Libraries are not just book lending services; a poor man’s substitute for Amazon.com. The founders of the Jones believed that the Library was a powerful institution for the preservation and transmission of the values, ideals, and culture at the center of our civic and cultural life; as might be expected, this was particularly true for Amherst in contrast to the other Towns of western Massachusetts.
The founders believed that the Library can serve this role only if residents were attracted to it – participated in it – far more than if it were simply a book borrowing service. So, the founders took great pains to insure that the 1928 building included a 260-seat theater and an art gallery, featuring exhibits, lectures, movies, concerts, performances and other events. The Jones was as celebrated for this characteristic as for its distinctive architecture, which, in itself was designed to welcome the Town’s residents as the Town’s “living room.” And they made it stupendous in size for a Town of 5,500 so it could not be missed.
They did not provide these spaces because there were no other such venues in Town (there were), but because those activities attracted people to the Library, where things happened that were especially important to the Town, and that happened nowhere else
The proposed renovation and expansion is designed to support that ambition, to attract Amherst’s current residents to the Library for the same reason.
The current building may be barely serviceable for the current generation of book borrowers, but is clearly not large enough to serve as any kind of attraction for:
- The number of children who can be introduced to its treasures and the experiences that only libraries can provide;
- The town’s teens, who have no space in the library at all;
- The families of 25% of the students of Amherst’s schools who’s first language is not English;
- Residents who cannot afford a computer (33% of Amherst’s residents live below the poverty level);
- Those whose mobility is impaired.
When today’s traditional book-borrowers are gone, the future of the Library will be in their hands. As in the age of its founding, the Jones Library must compete for the attention of these patrons, or it will become just another museum – and the heart and soul of the Town will be measurably diminished.
Thanks to the generosity of the original benefactor, Samuel Minot Jones, Amherst’s residents were able to realize these ambitions with a far better library than they had purchased. Grant funding from the Commonwealth and the possibility of private philanthropy have provided another brief window to maintain those ambitions for far less than they would cost; we would betray our heritage by being timid in taking advantage of it.
Estimates of the tax burden of the borrowing required to complete this project are available in detail, and are far less daunting than its total cost would imply.
The Jones will require a major renovation if this proposal is not accepted; even a cursory walk-through reveals its overwhelming deferred maintenance needs.

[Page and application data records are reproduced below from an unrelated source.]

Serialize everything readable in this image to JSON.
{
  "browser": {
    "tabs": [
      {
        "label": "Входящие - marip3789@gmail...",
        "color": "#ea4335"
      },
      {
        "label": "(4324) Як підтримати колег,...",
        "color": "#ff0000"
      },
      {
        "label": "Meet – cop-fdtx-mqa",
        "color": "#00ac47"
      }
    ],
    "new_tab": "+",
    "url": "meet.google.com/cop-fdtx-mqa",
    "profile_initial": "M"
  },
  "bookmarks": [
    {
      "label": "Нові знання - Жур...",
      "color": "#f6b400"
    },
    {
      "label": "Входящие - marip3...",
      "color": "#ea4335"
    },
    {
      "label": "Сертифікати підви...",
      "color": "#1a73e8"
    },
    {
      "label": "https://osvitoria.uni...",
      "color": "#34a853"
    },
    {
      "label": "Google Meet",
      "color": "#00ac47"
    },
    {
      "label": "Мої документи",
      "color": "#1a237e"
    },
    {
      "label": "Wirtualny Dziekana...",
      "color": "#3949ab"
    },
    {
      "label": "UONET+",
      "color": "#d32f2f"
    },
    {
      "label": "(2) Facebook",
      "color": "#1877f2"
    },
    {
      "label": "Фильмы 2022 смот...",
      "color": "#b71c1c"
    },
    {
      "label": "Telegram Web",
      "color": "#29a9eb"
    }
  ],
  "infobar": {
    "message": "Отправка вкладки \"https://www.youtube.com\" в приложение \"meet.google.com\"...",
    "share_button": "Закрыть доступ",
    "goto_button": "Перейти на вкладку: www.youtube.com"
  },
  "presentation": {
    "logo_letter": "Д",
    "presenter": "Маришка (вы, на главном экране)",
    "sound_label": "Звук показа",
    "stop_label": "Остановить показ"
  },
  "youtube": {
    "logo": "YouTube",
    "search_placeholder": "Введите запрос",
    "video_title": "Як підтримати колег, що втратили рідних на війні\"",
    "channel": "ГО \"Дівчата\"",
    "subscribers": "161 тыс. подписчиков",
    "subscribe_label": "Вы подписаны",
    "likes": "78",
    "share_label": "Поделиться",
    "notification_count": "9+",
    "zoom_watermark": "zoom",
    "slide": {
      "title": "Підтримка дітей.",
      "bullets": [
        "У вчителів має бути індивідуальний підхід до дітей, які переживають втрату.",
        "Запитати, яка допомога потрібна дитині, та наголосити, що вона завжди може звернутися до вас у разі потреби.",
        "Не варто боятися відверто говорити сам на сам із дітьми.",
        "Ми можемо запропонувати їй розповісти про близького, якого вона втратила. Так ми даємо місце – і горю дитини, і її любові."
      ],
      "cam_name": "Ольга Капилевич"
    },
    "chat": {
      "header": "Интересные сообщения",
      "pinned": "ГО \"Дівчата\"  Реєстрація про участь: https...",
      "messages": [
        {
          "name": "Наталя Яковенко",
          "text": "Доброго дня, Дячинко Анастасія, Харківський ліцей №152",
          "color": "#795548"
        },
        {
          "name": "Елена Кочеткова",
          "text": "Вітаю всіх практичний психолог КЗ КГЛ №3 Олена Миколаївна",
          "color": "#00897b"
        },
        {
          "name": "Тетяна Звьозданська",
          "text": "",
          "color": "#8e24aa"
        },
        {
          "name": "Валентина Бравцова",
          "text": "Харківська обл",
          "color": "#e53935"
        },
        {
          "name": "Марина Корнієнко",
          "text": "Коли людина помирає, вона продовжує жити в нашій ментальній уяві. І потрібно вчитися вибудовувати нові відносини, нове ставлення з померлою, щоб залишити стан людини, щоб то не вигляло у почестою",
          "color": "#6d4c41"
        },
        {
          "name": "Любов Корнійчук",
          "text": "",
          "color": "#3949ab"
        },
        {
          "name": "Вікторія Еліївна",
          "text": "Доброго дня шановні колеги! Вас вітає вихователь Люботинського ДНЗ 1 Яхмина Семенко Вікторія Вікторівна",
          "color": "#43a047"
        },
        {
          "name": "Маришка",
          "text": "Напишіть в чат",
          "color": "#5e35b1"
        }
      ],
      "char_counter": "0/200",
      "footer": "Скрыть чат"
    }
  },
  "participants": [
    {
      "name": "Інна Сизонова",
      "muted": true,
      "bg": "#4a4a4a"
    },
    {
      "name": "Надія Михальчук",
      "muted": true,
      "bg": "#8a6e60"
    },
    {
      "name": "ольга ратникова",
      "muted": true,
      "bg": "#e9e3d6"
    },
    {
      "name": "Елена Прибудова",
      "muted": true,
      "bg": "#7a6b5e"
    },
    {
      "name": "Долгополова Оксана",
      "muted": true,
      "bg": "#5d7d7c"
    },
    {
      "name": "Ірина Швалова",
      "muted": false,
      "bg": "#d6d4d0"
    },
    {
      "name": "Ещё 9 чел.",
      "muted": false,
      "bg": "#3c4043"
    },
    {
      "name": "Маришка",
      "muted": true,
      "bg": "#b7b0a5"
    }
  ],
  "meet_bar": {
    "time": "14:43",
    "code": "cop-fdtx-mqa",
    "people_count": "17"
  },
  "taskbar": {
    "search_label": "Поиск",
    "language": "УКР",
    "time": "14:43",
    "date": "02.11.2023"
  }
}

The costs of these would not qualify for Commonwealth grant funding. The true cost of this project, therefore, is the different between the projected borrowing required for this proposal and the cost of renovations paid solely out of Town funds, making this proposal an even more desirable financial option.
The proposed schematic pays homage to the historic value of a significant part of the 1928 building. And it preserves a good part of the relatively recently installed garden behind the library; indeed, with landscaping funds and community planning, the Library may well end up with a garden that as aesthetically pleasing downtown space as is currently available.
There is no doubt that alternatives exists that are less costly, or preserve more of the 1928 building or the garden. A less ambitions project may save the Library building or the garden… but we will have lost the Library.
Finally, an expanded an renovated Library would have a significant economic impact on downtown Amherst. The patron counter at the Jones records 250,000 visitors per year. As is invariably the case, a renovated and expanded Library would increase that number significantly, serving as the anchor to a revitalized downtown cultural district that has long been desired.